You can expect to pay (very roughly) $3 to $6 per square foot for labor when you opt for a glue-down setup.
Installing laminate as a nail-down or staple-down floor (it depends)
This installation method isn’t particularly common anymore, especially since click-together laminate has become so popular. With that in mind, the cost will fluctuate a good amount, contractor-by-contractor.
How Long Does It Take For A Professional To Install Laminate Taite Floor?
You can usually expect one room to take under a day. A complex space may add time to the process. If your room has a lot of odd angles, the installer will need to take more time to measure and cut planks to size. Tight spaces and subflooring that’s in bad shape will also add time to the project.
How About a Laminate Taite Floor DIY?
For those of you DIY lovers out there, installing laminate can be a fun and creative but also a money-saving experience. Research, make a definite plan before starting, and take into account different types of installation, as we talked about in this article.
The good thing about DIY laminate flooring is that you can invest in some higher-quality laminate materials by saving money on labor costs. It can prove to be a win-win situation if you are on a limited budget but want to invest in some premium-quality laminate. There are many laminate brands out there that offer amazing prices without sacrificing quality.
We hope this article has provided you with enough information to pursue any ideas you have for your new laminate flooring. Laminate is one of the most cost-effective flooring options for a reason, and installing it doesn’t have to be difficult or expensive if you know how to ask the right questions and hire reliable installers.
But remember, It’s never just about the cost of things; it’s about creating a space that feels like home. Sure, keeping an eye on the budget is important, but it’s the laughter of a family gathering or the quiet comfort of a cozy evening that truly reflects the value of your investment.

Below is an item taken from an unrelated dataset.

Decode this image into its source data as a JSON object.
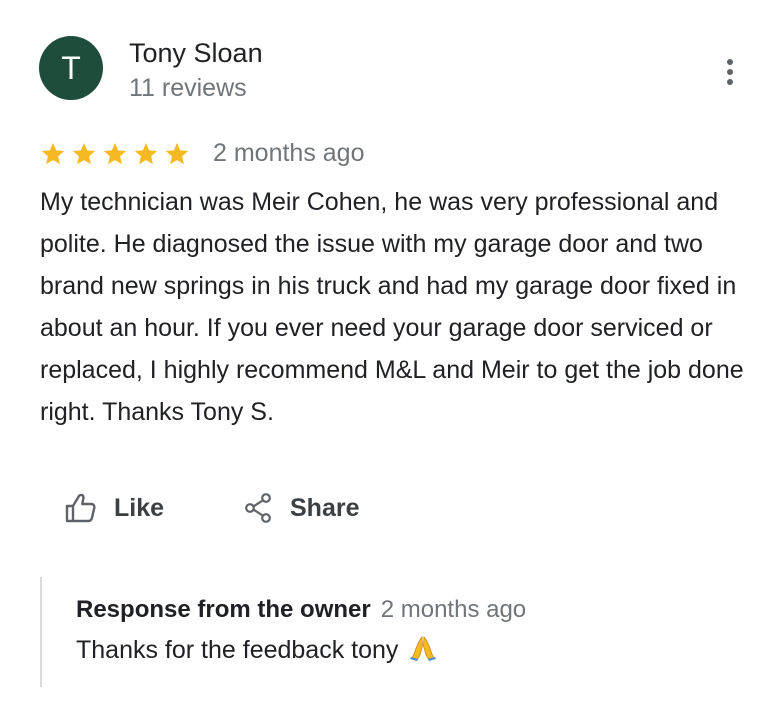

So, as you take this final step towards transforming your space, remember that every penny spent is building not just a floor but a foundation of memories. Let’s not just install laminate; let’s lay the groundwork for life’s precious moments, one plank at a time.